asked to agree with positions of the organization.
acceptable approach is to have each candidate for an office
address the congregation on successive Sundays and with
the same length of speaking time. The minister’s introduction
of the candidates should neither favor nor disfavor any
church is not required to invite all candidates to appear
if a candidate speaks in a noncandidate capacity. In such
a situation, no mention should be made of the speaker’s
candidacy for office and no campaign activity should occur.
An example of this is a candidate with a distinguished military
career who appears at a function honoring soldiers. The
moderator should state the capacity in which the candidate
education. Distributing voter education guides
that indicate candidates’ positions on various issues
is permissible. Descriptions of issues should be neutral
and should not be compared to the organization’s positions.
The positions of all candidates should be included, either
in their own words or stated in a neutral, unbiased, and
federal tax law, IRC section 501(c)(3) organizations that
are “organized and operated exclusively for religious
and charitable … or educational purposes” are
exempt from taxation. Exemption under this section gives
these groups the right to solicit tax-deductible contributions.
These tax advantages have resulted in many organizations
claiming exemption for education purposes when the facts
indicate that education activities would be a very narrow
focus of the organization’s activities.
Regulations section 1.501(c)(3)-1 differentiates between

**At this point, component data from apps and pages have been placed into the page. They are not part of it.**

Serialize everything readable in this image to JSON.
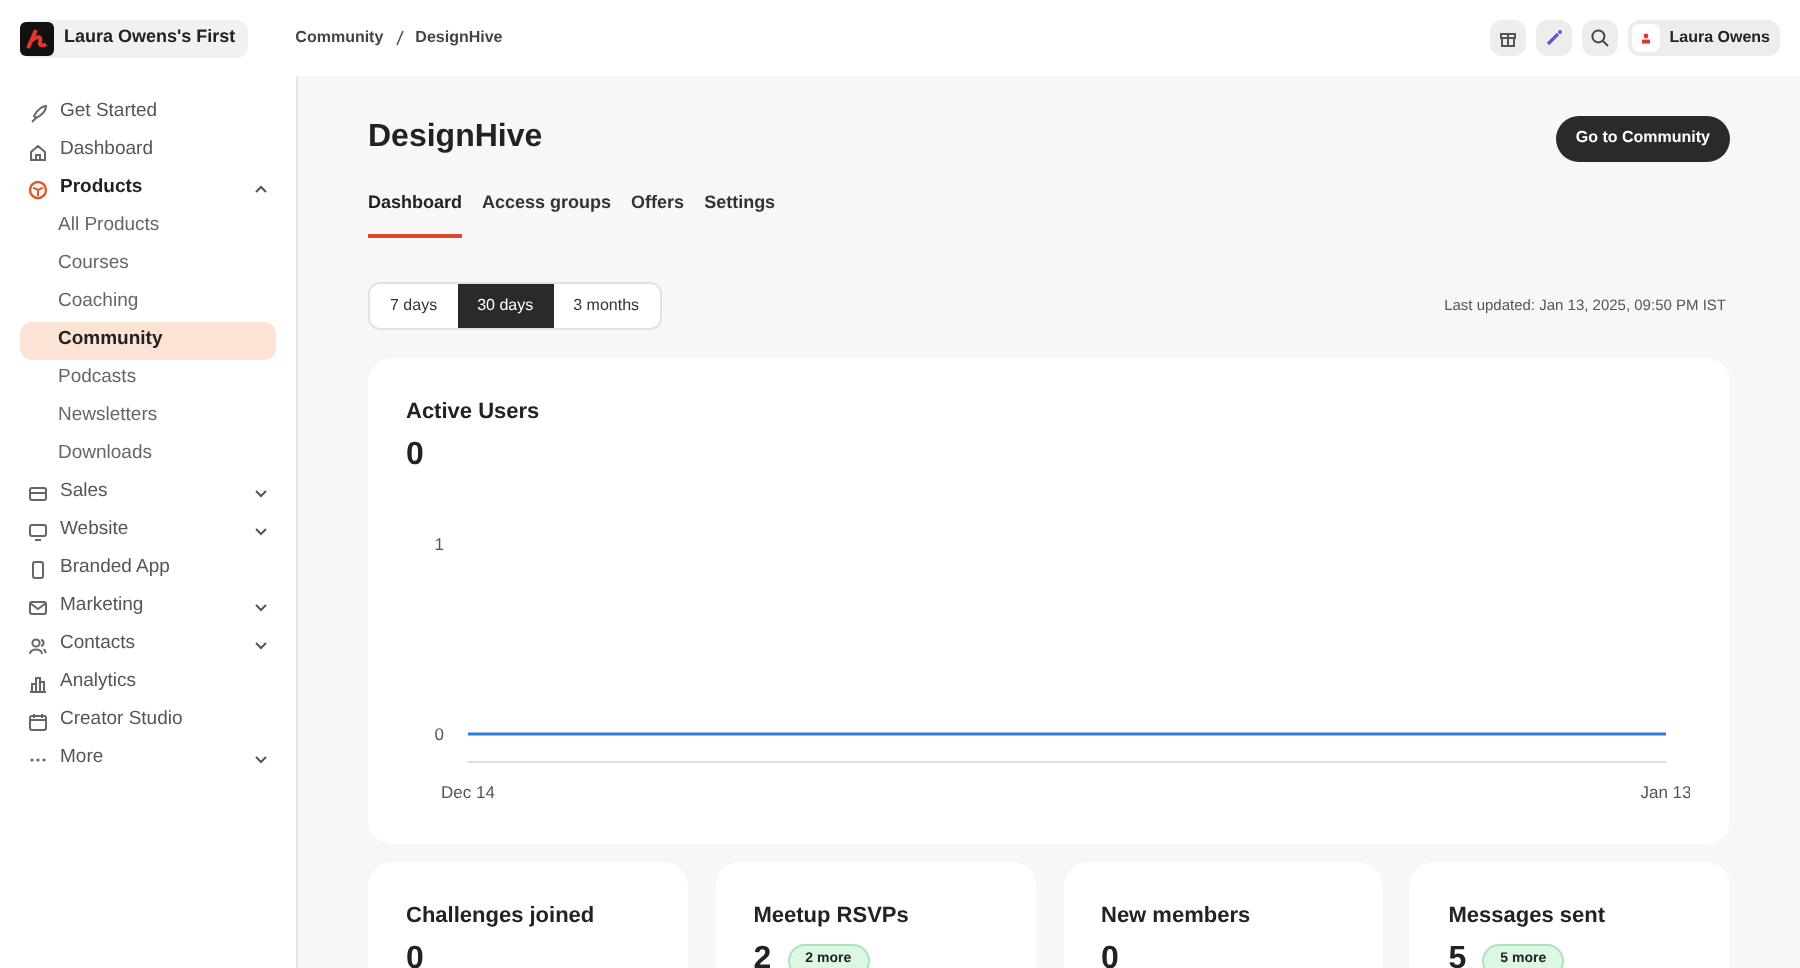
{
  "header": {
    "workspace": "Laura Owens's First",
    "breadcrumb": [
      "Community",
      "DesignHive"
    ],
    "user": "Laura Owens"
  },
  "sidebar": {
    "items": [
      {
        "label": "Get Started",
        "selected": false
      },
      {
        "label": "Dashboard",
        "selected": false
      },
      {
        "label": "Products",
        "selected": false,
        "expanded": true,
        "children": [
          {
            "label": "All Products",
            "selected": false
          },
          {
            "label": "Courses",
            "selected": false
          },
          {
            "label": "Coaching",
            "selected": false
          },
          {
            "label": "Community",
            "selected": true
          },
          {
            "label": "Podcasts",
            "selected": false
          },
          {
            "label": "Newsletters",
            "selected": false
          },
          {
            "label": "Downloads",
            "selected": false
          }
        ]
      },
      {
        "label": "Sales",
        "selected": false,
        "expanded": false
      },
      {
        "label": "Website",
        "selected": false,
        "expanded": false
      },
      {
        "label": "Branded App",
        "selected": false
      },
      {
        "label": "Marketing",
        "selected": false,
        "expanded": false
      },
      {
        "label": "Contacts",
        "selected": false,
        "expanded": false
      },
      {
        "label": "Analytics",
        "selected": false
      },
      {
        "label": "Creator Studio",
        "selected": false
      },
      {
        "label": "More",
        "selected": false,
        "expanded": false
      }
    ]
  },
  "page": {
    "title": "DesignHive",
    "action": "Go to Community",
    "tabs": [
      {
        "label": "Dashboard",
        "selected": true
      },
      {
        "label": "Access groups",
        "selected": false
      },
      {
        "label": "Offers",
        "selected": false
      },
      {
        "label": "Settings",
        "selected": false
      }
    ],
    "ranges": [
      {
        "label": "7 days",
        "selected": false
      },
      {
        "label": "30 days",
        "selected": true
      },
      {
        "label": "3 months",
        "selected": false
      }
    ],
    "last_updated": "Last updated: Jan 13, 2025, 09:50 PM IST",
    "active_users": {
      "title": "Active Users",
      "value": "0",
      "chart_data": {
        "type": "line",
        "categories": [
          "Dec 14",
          "Jan 13"
        ],
        "series": [
          {
            "color": "#2f7fd0",
            "values": [
              0,
              0
            ]
          }
        ],
        "ylim": [
          0,
          1
        ],
        "yticks": [
          0,
          1
        ]
      }
    },
    "stats": [
      {
        "title": "Challenges joined",
        "value": "0"
      },
      {
        "title": "Meetup RSVPs",
        "value": "2",
        "badge": "2 more"
      },
      {
        "title": "New members",
        "value": "0"
      },
      {
        "title": "Messages sent",
        "value": "5",
        "badge": "5 more"
      }
    ]
  }
}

an “action” organization [which cannot qualify
for a 501(c)(3) tax exemption] and an educational organization.
An action organization has the following characteristics:
Its main or primary objective or objectives (as distinguished
from its incidental or secondary objectives) may be attained
only by legislation or a defeat of proposed legislation;
It advocates, or campaigns for, the attainment of such
main or primary objective or objectives, as distinguished
from engaging in nonpartisan analysis, study, or research
and making the results thereof available to the public.
providing voter education material, a nonprofit organization
wants to avoid classification as an “action”
organization. Most nonprofit organizations would be unable
to survive if they lost their 501(c)(3) exemption.
provided by the National Center for Charitable Statistics
a national clearinghouse of data on the nonprofit sector
and a program of the Center on Nonprofits and Philanthropy
at the Urban Institute, indicates that between the years
1995 and 2003, the number of IRC section 501(c)(3) organizations
increased by more than 40%. Because the restriction on active
participation in the political process extends beyond that
of religious organizations, organizations and their professional
advisors should take note.
Harper, JD, and Larry Farmer, DBA,
are accounting professors at Middle Tennessee State University,